Teenage girls should be allowed to stockpile the morning-after pill – which can cause an early stage abortion – under new guidance for the NHS.
But critics say the recommendation will promote “promiscuity”.
The National Institute for Health and Care Excellence (NICE) also says teenagers should have free and easy access to condoms in places such as “schools, colleges and youth clubs”.
Josephine Quintavalle, of Comment on Reproductive Ethics, said the guidance is “really worrying and deeply unwise”.
And Roger Goss, from Patient Concern, said: “It seems like a way of promoting promiscuity.”
Norman Wells of the Family Education Trust said: “It is all part of a mix encouraging them to take a more casual attitude to sex and exposing them to increased risk of sexually transmitted infections and emotional harm.”
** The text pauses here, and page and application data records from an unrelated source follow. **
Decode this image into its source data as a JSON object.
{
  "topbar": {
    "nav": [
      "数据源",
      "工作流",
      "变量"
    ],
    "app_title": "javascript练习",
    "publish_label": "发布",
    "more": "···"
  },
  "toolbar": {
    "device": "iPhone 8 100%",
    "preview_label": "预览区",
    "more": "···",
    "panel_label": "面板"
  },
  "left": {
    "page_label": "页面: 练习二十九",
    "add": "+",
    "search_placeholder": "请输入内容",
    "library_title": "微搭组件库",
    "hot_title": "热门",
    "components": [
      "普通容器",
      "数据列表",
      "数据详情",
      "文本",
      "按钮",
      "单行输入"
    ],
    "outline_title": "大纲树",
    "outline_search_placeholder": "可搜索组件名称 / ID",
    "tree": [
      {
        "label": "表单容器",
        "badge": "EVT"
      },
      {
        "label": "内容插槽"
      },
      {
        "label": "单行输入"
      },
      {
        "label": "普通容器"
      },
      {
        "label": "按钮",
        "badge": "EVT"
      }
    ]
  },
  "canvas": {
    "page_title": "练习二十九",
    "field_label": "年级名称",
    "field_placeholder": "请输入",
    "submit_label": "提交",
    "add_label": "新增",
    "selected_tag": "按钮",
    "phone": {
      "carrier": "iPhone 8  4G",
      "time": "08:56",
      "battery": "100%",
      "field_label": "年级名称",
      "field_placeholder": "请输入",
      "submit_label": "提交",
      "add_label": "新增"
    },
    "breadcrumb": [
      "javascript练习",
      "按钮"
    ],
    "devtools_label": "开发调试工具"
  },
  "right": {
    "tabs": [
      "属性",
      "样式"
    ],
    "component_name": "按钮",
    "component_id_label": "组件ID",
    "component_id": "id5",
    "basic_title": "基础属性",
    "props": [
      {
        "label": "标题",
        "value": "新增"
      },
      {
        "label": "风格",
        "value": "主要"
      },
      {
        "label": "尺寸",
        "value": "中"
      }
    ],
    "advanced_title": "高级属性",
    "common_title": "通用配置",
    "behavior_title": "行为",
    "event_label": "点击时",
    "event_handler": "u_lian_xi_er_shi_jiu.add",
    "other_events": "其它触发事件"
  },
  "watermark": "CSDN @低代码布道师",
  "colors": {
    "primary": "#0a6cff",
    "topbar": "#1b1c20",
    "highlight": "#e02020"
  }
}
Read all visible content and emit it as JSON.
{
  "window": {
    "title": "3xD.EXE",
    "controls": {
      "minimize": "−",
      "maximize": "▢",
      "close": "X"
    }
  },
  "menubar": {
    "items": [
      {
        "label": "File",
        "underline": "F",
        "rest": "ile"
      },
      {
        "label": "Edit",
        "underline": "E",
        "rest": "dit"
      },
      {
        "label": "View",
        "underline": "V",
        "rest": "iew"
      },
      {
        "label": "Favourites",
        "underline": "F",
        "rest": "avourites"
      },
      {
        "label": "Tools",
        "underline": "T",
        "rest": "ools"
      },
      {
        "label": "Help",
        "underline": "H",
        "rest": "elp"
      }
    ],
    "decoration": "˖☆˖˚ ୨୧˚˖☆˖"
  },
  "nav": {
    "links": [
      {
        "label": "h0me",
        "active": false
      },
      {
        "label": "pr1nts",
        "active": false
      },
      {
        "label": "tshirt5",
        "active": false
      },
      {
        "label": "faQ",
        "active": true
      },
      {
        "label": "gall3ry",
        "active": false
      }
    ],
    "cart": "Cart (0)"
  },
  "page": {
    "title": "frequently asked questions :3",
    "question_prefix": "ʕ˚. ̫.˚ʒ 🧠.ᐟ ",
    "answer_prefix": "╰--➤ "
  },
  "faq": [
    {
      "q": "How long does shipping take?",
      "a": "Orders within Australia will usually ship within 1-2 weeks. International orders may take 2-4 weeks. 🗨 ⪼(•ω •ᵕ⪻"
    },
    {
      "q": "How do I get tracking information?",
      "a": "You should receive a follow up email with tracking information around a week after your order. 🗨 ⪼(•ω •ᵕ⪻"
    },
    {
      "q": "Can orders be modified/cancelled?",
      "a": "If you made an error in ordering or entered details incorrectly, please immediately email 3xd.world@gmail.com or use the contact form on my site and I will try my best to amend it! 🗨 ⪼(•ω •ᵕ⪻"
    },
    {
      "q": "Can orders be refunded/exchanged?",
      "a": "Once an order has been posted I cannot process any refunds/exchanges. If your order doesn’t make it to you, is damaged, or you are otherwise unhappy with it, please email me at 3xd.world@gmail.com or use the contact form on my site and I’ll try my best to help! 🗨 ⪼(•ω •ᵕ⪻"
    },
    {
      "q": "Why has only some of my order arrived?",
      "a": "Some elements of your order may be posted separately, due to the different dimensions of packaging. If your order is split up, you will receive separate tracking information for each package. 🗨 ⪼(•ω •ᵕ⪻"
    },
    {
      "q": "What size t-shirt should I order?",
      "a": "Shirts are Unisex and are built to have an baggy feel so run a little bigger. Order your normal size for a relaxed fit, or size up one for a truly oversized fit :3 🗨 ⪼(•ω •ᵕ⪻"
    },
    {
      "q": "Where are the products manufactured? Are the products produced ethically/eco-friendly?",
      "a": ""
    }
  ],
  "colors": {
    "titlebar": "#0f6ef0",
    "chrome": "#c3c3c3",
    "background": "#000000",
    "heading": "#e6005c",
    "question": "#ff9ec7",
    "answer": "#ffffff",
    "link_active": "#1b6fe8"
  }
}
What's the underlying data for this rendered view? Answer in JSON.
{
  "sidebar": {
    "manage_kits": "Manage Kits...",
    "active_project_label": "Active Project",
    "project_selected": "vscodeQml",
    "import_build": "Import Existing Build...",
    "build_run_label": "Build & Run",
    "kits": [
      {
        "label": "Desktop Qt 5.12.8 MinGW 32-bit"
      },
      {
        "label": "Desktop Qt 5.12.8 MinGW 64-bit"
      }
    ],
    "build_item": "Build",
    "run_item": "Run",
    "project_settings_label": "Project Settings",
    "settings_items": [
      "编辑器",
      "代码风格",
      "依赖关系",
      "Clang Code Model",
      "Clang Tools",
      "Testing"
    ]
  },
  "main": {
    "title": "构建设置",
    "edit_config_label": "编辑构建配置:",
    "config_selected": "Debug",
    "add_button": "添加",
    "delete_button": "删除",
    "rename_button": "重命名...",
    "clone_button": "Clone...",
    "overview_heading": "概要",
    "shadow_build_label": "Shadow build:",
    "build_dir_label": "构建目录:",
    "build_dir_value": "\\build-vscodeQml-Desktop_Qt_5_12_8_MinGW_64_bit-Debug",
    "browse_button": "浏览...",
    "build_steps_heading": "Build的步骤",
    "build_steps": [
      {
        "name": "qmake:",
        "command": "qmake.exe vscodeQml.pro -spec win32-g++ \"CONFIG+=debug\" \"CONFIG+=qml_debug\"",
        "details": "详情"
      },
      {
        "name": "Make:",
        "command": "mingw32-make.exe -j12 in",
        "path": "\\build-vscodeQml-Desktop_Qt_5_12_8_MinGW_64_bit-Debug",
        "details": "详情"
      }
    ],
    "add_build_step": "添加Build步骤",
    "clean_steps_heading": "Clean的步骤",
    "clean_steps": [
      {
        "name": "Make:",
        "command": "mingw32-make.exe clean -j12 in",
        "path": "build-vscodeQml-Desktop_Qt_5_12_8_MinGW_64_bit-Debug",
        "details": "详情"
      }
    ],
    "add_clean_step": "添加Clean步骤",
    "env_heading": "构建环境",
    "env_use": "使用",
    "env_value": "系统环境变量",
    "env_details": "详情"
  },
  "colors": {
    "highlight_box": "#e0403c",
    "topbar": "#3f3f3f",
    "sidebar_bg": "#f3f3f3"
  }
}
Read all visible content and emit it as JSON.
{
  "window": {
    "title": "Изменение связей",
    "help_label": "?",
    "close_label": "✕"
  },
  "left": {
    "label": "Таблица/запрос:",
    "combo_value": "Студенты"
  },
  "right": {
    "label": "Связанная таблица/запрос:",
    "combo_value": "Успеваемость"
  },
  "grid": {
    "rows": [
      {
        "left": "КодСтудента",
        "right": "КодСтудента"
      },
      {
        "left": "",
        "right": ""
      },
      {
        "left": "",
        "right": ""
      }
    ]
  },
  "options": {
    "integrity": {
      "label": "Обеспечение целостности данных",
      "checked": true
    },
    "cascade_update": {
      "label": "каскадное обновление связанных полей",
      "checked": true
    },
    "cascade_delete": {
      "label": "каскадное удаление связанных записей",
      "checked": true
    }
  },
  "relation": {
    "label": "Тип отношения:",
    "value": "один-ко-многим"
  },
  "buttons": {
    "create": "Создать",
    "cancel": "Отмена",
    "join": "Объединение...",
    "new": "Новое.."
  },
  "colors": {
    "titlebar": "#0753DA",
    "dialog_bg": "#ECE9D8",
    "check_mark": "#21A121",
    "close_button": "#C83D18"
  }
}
The NICE guidance also recommended that school nurses and pharmacists be able to dispense the morning-after pill free of charge.
This would give women access to the morning-after pill in bulk on the NHS for the first time.
NICE recommended the move four years ago, but the Department of Health said it is “better to use a regular method of contraception” and did not implement the proposal.
Professor Mike Kelly, Director of the Centre for Public Health at NICE dismissed the concerns about stockpiling, saying girls would only be allowed the morning-after pill in advance if they were using contraception with a high “user failure” rate.
He also said: “Evidence clearly shows that the availability of contraception reduces the rate of unwanted pregnancies.”
The guidance focuses on ensuring young people receive “culturally sensitive” and “non-judgemental” advice and support, he explained.
But research from the US last year found that offering the morning-after pill in bulk is a risky strategy.
Professor James Trussell, of Princeton University, told the American Society for Reproductive Medicine that women with access to the morning-after pill were more likely to have unprotected sex, as they regarded it as a safety net.